In order to be a licensed Naturopathic physician (ND) in the United States a person must attend a four-year, graduate-level naturopathic medical school. There are seven accredited programs in the United States. They must be educated on all the same basic sciences as an MD. But, they also have to study holistic and nontoxic approaches to therapy with a strong focus on disease prevention and optimizing wellness. Coupled with their medical studies the Naturopathic physician also studies clinical nutrition, botanical medicine, homeopathic medicine, psychology, and counseling. But that’s not all, they need to pass meticulous professional board exams to be licensed by the state or jurisdiction as a primary care general practice physician. They are also required to complete clinical training (seeing patients under supervision). Naturopathic physicians receive more training than nurse practitioners and physician’s assistants.
There are 20 states in the U.S., plus Puerto Rico, the US Virgin Islands, and the District of Columbia that have licensing or registration laws for Naturopathic doctors. These licensed and registered Naturopathic doctors must complete state-mandated continuing education annually.
How to Find a Naturopath Physician
When choosing a Naturopathic physician look at what areas they specialize in, what experience they have, what type of training they have, and credentials.
To find a Naturopathic practitioner in the United States you can search the American Association of Naturopathic Physicians, the primary professional association.
If you are located in Canada, Europe, UK, Australia, New Zealand, Asia, Central America, South America, The Middle East, or Africa, you can try the directory search on FOOD MATTERS.
You can also try asking local health food stores or vitamin shops. They often know of naturopath practitioners in the community, as well.
What to Expect at an Initial Appointment?
A first appointment with a naturopath physician is anywhere from 60 – 120 minutes. The visit will start with filling out extensive paperwork. It will include questions on family history, diet, environment, lifestyle, and habits. After the paperwork, the physician will listen to the patient’s explanation of their health problems in their entirety. Once the naturopath doctor has a good understanding of the patient’s health, they may then perform an examination or run some diagnostic tests. The doctor will eventually create a custom treatment plan for the patient, which might be after a couple of visits. In addition, the patient will be encouraged to take an active role in improving their health.

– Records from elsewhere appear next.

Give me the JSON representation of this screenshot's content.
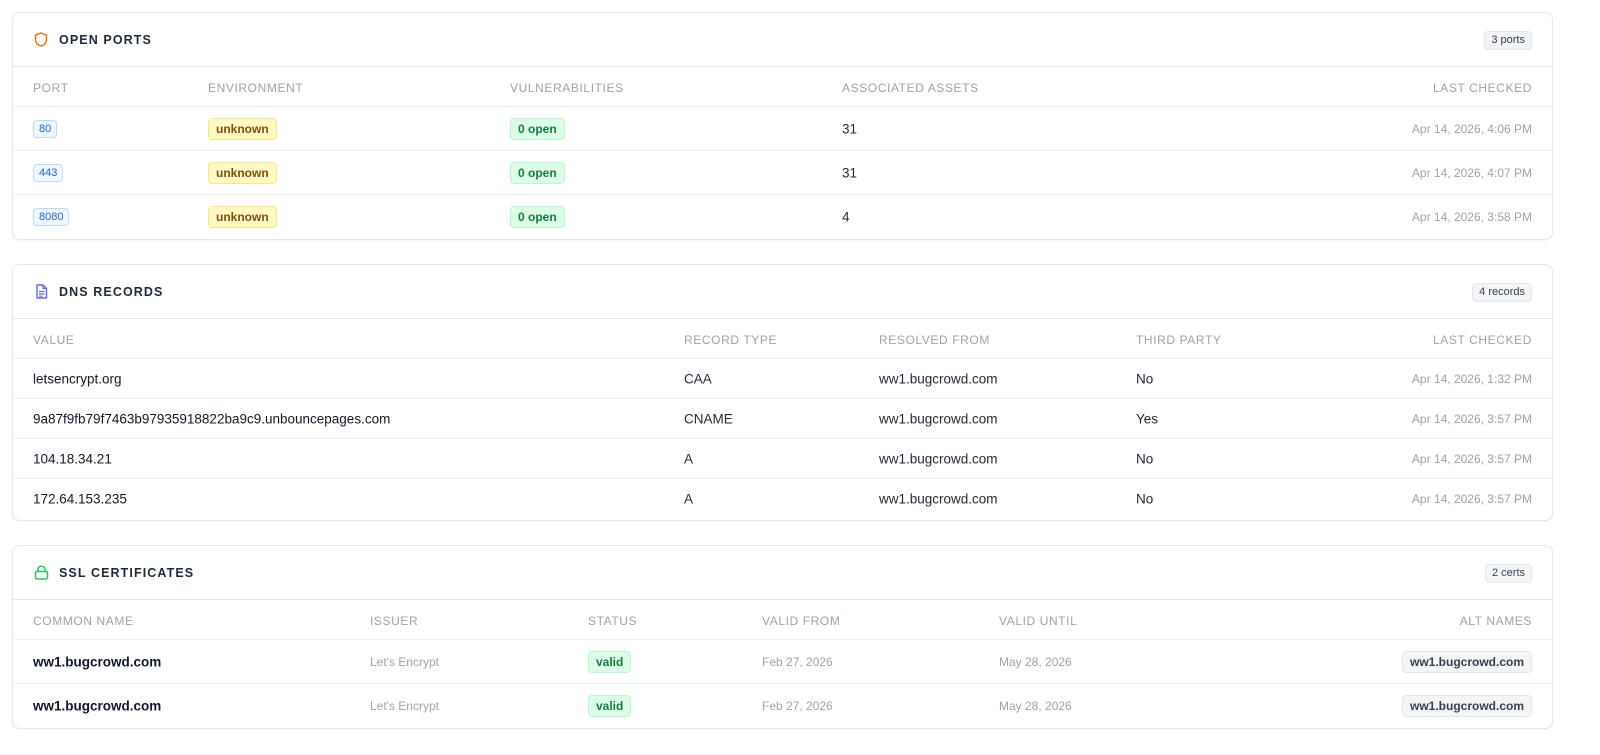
{
  "open_ports": {
    "title": "OPEN PORTS",
    "icon": "shield-icon",
    "icon_color": "#f97316",
    "count": "3 ports",
    "columns": [
      "PORT",
      "ENVIRONMENT",
      "VULNERABILITIES",
      "ASSOCIATED ASSETS",
      "LAST CHECKED"
    ],
    "rows": [
      {
        "port": "80",
        "environment": "unknown",
        "vulnerabilities": "0 open",
        "assets": "31",
        "last_checked": "Apr 14, 2026, 4:06 PM"
      },
      {
        "port": "443",
        "environment": "unknown",
        "vulnerabilities": "0 open",
        "assets": "31",
        "last_checked": "Apr 14, 2026, 4:07 PM"
      },
      {
        "port": "8080",
        "environment": "unknown",
        "vulnerabilities": "0 open",
        "assets": "4",
        "last_checked": "Apr 14, 2026, 3:58 PM"
      }
    ]
  },
  "dns_records": {
    "title": "DNS RECORDS",
    "icon": "document-icon",
    "icon_color": "#6366f1",
    "count": "4 records",
    "columns": [
      "VALUE",
      "RECORD TYPE",
      "RESOLVED FROM",
      "THIRD PARTY",
      "LAST CHECKED"
    ],
    "rows": [
      {
        "value": "letsencrypt.org",
        "record_type": "CAA",
        "resolved_from": "ww1.bugcrowd.com",
        "third_party": "No",
        "last_checked": "Apr 14, 2026, 1:32 PM"
      },
      {
        "value": "9a87f9fb79f7463b97935918822ba9c9.unbouncepages.com",
        "record_type": "CNAME",
        "resolved_from": "ww1.bugcrowd.com",
        "third_party": "Yes",
        "last_checked": "Apr 14, 2026, 3:57 PM"
      },
      {
        "value": "104.18.34.21",
        "record_type": "A",
        "resolved_from": "ww1.bugcrowd.com",
        "third_party": "No",
        "last_checked": "Apr 14, 2026, 3:57 PM"
      },
      {
        "value": "172.64.153.235",
        "record_type": "A",
        "resolved_from": "ww1.bugcrowd.com",
        "third_party": "No",
        "last_checked": "Apr 14, 2026, 3:57 PM"
      }
    ]
  },
  "ssl_certificates": {
    "title": "SSL CERTIFICATES",
    "icon": "lock-icon",
    "icon_color": "#22c55e",
    "count": "2 certs",
    "columns": [
      "COMMON NAME",
      "ISSUER",
      "STATUS",
      "VALID FROM",
      "VALID UNTIL",
      "ALT NAMES"
    ],
    "rows": [
      {
        "common_name": "ww1.bugcrowd.com",
        "issuer": "Let's Encrypt",
        "status": "valid",
        "valid_from": "Feb 27, 2026",
        "valid_until": "May 28, 2026",
        "alt_names": "ww1.bugcrowd.com"
      },
      {
        "common_name": "ww1.bugcrowd.com",
        "issuer": "Let's Encrypt",
        "status": "valid",
        "valid_from": "Feb 27, 2026",
        "valid_until": "May 28, 2026",
        "alt_names": "ww1.bugcrowd.com"
      }
    ]
  }
}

The American Association of Naturopathic Physicians/What is a Naturopathic Doctor?/Is Naturopathic Medicine Safe. Retrieved from:
Association of Accredited Naturopathic Medical Colleges (AANMC)/What is Naturopathic Medicine? Retrieved from:
Canadian Association of Naturopathic Doctors/About Naturopathic Medicine. Retrieved from:
National University of Natural Medicine/History of Naturopathic Medicine. Retrieved from:
Heartland Naturopathic Clinic/History of Naturopathic Medicine. Retrieved from:
UNIVERSITY OF MINNESOTA (Taking Charge of your Health & Wellbeing)/Naturopathy. Retrieved from:
Natural Therapy Pages/Conditions that Benefit from Naturopathic Treatment. (2010 June 30th). Retrieved from:
Itasca Naturopathic Clinic/ Naturopathic Medicine: What it Is-What it Can Do for You. Retrieved from:
Oregon Board of Naturopathic Medicine/Naturopathy. Retrieved from: